Editor's note: Our Tom Mylan worship knows no bounds here at Serious Eats: New York. Alaina went to his pig butchering class at The Brooklyn Kitchen, Erin went to one of his pig roasts, and now Tam has followed suit by attending his lamb butchering class. Here's her report.
If you fetishize carnage the way I do, the Brooklyn Kitchen is the place to get your bone saw on. Watch Tom Mylan break down an animal with his sexy growl and his dark, dark sense of humor. Truly, the way to anyone's stomach is a bloody heart.
There’s something appealing about this DIY aesthetic. Taking a more active role in the disassembly of an animal forces you to appreciate the animal you eat, and the odd beauty of its parts. And once you see how steak and guts come from the same gore, you realize there’s no reason you shouldn’t make them both delicious. What’s helpful about the class is that Tom tells you how.
In the 2-1/2 hour lamb butchering course, Tom hacks his way through 96 pounds of Fleisher's grass-fed, organic meat using a knife, cleaver, and bone saw. Each student walks out with roughly 8 pounds of meat, so for a class fee of $100, you’ve paid $12.50/lb. The seduction is bonus.
(A dog sniffs at Tom’s bag. Tom shoos it away. A conversation between Tom and Taylor from the Brooklyn Kitchen ensues.)
Tom: I had so much blood on my jacket today; I was actually embarrassed to wear it.
Taylor: You should have just worn it.
Tom: True. That’s what people have paid to see! Blood.
Taylor: I can give you a clean apron.
Tom: But it doesn't show off the blood. Not nearly as cinematic.
At the upstate slaughterhouse Tom uses, animals are taken to the facility early to give the animals the opportunity to get acclimated before the killing. (An excess of adrenaline can make the meat taste “off.”) Animals are stunned in the head with an electric current that scrambles the brain. This makes the animal unconscious to the slicing, hanging, and bleeding to follow. (The animals actually die from the bloodletting.) After slaughter, the carcass is hung to dry, with fans and plenty of ventilation.
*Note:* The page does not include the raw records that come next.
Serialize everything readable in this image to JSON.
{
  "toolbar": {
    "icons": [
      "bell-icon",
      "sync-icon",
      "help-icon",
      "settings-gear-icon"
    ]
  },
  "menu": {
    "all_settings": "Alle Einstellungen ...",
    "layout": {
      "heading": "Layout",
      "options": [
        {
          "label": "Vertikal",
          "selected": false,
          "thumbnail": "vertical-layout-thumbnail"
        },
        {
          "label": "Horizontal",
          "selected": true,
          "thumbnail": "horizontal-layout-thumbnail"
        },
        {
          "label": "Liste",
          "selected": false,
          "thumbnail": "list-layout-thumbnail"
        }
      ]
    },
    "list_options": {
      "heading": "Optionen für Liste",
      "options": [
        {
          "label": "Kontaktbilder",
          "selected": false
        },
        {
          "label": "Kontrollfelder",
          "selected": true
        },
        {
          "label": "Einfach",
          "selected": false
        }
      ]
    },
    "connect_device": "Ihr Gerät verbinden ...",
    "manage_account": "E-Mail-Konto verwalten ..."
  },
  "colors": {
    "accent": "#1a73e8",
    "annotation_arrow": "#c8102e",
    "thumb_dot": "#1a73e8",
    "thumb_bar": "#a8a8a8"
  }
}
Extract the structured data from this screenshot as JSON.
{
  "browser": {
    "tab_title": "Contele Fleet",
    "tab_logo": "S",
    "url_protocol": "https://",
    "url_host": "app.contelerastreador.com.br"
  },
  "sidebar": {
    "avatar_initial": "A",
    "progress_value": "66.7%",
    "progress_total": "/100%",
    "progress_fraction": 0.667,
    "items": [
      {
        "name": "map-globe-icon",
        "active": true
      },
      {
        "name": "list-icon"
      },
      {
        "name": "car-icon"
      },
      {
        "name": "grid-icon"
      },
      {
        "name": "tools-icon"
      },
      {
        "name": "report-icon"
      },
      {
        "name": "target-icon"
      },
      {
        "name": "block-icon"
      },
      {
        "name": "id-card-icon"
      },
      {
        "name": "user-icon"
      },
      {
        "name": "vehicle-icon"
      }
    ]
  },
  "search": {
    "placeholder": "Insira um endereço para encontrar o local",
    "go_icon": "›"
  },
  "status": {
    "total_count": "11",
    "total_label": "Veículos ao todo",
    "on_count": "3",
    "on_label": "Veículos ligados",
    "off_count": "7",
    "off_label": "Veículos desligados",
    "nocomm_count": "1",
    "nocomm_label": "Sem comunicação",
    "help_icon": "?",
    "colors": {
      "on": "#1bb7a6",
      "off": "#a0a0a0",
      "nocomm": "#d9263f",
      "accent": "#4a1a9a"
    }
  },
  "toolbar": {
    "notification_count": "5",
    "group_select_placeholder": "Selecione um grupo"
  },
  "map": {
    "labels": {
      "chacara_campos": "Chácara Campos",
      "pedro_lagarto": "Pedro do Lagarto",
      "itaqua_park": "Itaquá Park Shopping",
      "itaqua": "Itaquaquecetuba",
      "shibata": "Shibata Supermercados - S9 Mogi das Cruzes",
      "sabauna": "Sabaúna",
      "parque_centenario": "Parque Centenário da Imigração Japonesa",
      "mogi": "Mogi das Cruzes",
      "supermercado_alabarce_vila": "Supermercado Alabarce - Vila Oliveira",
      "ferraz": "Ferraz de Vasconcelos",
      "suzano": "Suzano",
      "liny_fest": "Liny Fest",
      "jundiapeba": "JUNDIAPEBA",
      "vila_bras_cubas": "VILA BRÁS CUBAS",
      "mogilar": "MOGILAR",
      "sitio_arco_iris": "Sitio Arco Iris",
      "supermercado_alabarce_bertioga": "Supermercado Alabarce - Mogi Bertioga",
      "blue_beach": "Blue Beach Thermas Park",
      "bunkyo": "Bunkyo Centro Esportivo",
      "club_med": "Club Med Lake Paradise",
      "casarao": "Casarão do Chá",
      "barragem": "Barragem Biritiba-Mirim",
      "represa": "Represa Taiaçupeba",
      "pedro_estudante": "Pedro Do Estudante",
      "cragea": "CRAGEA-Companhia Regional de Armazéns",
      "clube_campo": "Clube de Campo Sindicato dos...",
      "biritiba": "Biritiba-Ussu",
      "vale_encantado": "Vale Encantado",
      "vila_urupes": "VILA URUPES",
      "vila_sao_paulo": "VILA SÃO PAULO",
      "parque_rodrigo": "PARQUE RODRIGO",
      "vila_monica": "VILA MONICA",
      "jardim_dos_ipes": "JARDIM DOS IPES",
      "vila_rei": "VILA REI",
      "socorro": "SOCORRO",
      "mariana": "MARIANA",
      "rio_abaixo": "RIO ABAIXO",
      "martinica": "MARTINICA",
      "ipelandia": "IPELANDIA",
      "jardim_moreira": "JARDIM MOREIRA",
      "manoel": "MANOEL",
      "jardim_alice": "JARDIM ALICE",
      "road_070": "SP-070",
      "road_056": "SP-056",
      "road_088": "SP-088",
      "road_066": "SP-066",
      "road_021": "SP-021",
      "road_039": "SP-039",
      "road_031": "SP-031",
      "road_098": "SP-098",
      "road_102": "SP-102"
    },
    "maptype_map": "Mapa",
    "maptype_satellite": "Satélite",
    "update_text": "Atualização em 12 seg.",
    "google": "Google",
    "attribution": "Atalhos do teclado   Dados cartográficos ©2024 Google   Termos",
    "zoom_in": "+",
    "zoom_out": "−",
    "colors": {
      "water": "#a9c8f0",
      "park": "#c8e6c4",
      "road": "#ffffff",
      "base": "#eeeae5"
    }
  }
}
This draining and drying of the meat helps concentrate its flavor.
Animals slaughtered at the end of summer have more flavor as they’ve been allowed to graze on nature’s bounty. The lamb used in the class I attended was nine months old. At an age bordering on mutton, this teenage-lamb has a good bone-to-meat ratio and is likely to be less gamey. (The more vaunted spring lambs, slaughtered at two-months old, look like “skinned rats” and are in reality mostly bone.)
Tom proceeds to disassemble at a jolly, whisky-fueled pace while offering these tips:
Kidneys: When harvested from a younger animal, kidneys are delicious pan-seared. As long as the animal is young and you don’t overcook, the kidneys won’t taste "pissy."
Bones: Bones can be used to make stock. Just break the bones to expose the marrow and slow roast them in the oven first.
Suet Fat: Most of a lamb’s gaminess comes from its fat. For people who don’t prefer an especially gamey flavor, just trim the excess off the muscle. In beef and sheep, this hard fatty tissue around the loins and kidneys is called suet. In pigs, it’s referred to as leaf lard. The fat can be rendered, strained of fibers and membrane, and used as a cooking lard. Or you can grind it into a mix for sausage stuffing.
Shoulder: Sometimes known as picnic ham or Boston butt, shoulder can be smoked, cured like a proscuitto, or braised low and slow at 325º to 350º F.
Sirloin: Sirloin steak can be stuffed with suet and herbs, rolled up, and tied as a roulade. Brown the log, then throw it into the oven. Roast at 325º to 375º F for about 30 minutes and let it rest for 15 minutes before slicing.
Belly: Belly steak can be also be rolled into a roulade. Or if you have a smoker, you can make your own lamb bacon.
Loin: Loin steak can be made into a roulade. It’s delicious the way a good prime rib can be. It’s great for an “I butchered my own animal coming-out party… a meat lover’s Debutante Ball.”
The next class is scheduled for Tuesday, November 18. Slake your bloodlust with Tom Mylan at the Brooklyn Kitchen.
This post may contain links to Amazon or other partners; your purchases via these links can benefit Serious Eats. Read more about our affiliate linking policy.